Both systems have a clean professional interface for clients with my branding, and both keep me up to date with realtime notifications. Freshbooks invoices have email automation, and the system records when the client views the invoice.
I agree with allowing clients to pay via any method. It should be transparent to the client, not a hassle, as long as they make timely payments per set terms. If it comes to haggling over money on either end (beyond pricing & quotes) that's a poor relationship to be avoided.
Just to close the loop, I took @AnthonySiringo's advice and looked into Stripe. I have it set up now and am really looking forward to sending out this Friday's invoices with the announcement that I can now take payment online.
For anyone else who might be considering Stripe: I found their online documentation to be excellent, and it was easy to integrate with my WordPress website. I use Gravity Forms, and it turns out there is a plug-in that lets GF work with Stripe, so you can have the payment forms look just like the other forms on your site (if you don't want to use Stripe's format). Also, using GF I could create a nicer receipt than what Stripe generates. I realize these are optional things, and it works fine without. Just pointing out that I was happy it integrates.
Here are some other WordPress plug-ins that integrate with Stripe.
The one thing I did not like (and so far this is minor), is that there is no phone support. I had originally contacted them and hoped to talk to someone with some questions. They did respond promptly by email but said they just don't do anything on the phone.

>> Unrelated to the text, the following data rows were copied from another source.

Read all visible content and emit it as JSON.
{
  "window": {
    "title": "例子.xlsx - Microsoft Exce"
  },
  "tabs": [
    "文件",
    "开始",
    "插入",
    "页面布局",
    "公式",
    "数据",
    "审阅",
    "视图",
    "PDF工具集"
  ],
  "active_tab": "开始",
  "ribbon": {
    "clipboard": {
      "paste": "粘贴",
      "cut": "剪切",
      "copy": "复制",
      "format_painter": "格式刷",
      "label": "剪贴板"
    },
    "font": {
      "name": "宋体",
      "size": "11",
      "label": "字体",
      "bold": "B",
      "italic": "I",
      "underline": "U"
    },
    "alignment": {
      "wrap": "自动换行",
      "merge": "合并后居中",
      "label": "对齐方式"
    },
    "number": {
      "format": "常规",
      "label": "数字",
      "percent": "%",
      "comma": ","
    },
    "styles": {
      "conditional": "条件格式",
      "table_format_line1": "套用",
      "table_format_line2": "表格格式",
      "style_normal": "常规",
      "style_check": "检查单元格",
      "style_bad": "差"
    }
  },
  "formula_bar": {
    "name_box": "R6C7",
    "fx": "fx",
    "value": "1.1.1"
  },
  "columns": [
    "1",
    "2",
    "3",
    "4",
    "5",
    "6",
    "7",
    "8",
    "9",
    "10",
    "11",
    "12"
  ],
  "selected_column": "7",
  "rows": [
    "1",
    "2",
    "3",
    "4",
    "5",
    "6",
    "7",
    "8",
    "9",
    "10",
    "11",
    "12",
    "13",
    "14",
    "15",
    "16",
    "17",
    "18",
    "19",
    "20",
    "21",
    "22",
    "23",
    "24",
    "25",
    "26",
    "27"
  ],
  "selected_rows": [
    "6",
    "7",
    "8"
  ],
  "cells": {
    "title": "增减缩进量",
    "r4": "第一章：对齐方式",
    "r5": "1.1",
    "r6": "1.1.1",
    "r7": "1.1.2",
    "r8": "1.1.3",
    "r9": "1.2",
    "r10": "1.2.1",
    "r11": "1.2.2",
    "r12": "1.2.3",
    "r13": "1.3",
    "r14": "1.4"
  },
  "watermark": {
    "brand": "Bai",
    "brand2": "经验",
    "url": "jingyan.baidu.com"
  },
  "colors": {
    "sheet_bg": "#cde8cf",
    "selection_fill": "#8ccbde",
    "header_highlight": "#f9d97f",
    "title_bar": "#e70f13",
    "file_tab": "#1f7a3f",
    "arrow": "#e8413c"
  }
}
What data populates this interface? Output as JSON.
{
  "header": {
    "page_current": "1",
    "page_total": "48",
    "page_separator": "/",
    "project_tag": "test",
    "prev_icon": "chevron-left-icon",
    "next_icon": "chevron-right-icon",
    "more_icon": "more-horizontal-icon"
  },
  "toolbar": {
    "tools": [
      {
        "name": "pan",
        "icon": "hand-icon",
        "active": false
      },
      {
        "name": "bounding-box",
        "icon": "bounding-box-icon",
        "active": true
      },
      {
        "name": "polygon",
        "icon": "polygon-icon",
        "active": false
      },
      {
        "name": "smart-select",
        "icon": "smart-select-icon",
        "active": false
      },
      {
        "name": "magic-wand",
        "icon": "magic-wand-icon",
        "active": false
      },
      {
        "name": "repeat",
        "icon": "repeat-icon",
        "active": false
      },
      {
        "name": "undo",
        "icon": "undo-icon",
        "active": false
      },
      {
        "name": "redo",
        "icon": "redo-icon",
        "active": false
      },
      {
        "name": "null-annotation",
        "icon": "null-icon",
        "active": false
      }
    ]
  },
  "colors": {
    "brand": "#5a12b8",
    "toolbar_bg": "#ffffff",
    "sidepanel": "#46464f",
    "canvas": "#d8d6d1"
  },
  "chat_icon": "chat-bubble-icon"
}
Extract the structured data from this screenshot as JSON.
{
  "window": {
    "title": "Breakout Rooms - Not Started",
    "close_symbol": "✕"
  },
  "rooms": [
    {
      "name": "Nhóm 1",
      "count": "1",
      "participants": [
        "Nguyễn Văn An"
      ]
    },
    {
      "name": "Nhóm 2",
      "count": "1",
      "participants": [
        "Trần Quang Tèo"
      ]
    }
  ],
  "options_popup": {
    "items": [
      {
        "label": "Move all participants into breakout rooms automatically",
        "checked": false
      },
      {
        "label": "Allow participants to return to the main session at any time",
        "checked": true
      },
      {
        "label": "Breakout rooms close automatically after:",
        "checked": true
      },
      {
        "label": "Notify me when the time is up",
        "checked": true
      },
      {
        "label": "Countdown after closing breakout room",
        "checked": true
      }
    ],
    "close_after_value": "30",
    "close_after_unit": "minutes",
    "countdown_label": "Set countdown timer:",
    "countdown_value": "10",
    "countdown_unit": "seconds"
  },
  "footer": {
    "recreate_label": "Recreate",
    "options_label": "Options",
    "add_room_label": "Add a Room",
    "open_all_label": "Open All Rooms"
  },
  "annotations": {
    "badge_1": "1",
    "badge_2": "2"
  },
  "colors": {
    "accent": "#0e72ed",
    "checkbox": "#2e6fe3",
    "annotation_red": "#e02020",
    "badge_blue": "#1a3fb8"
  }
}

Again, since their documentation is really good, and they are very responsive by email, so far it's not an issue.
It remains to be seen whether clients like it, but so far I'm happy! Thanks again, @AnthonySiringo
Lots of thumbs up with the suggestions above including Freshbooks and Stripe. We use a forms builder called Formstack to setup a check out system that sets up a recurring billing relationship. The form collects the basic information including giving a discount if you buy a year's worth of support up front. The form also invokes a recurring billing profile with Freshbooks and sends the invoice back to the customer. They can setup recurring billing with PayPal or use the Freshbooks auto-bill feature to setup a recurring billing via a credit card directly with Freshbooks. It event Tweets out a message about a new order if the customer says it is ok to do so.
The key I found is to be clear about charges and make sure you have your billing system send out invoices properly, accurately and with late reminders.
Here's our plans page here the system can be see in action. Let me know if you'd like to know more.about how we set this up.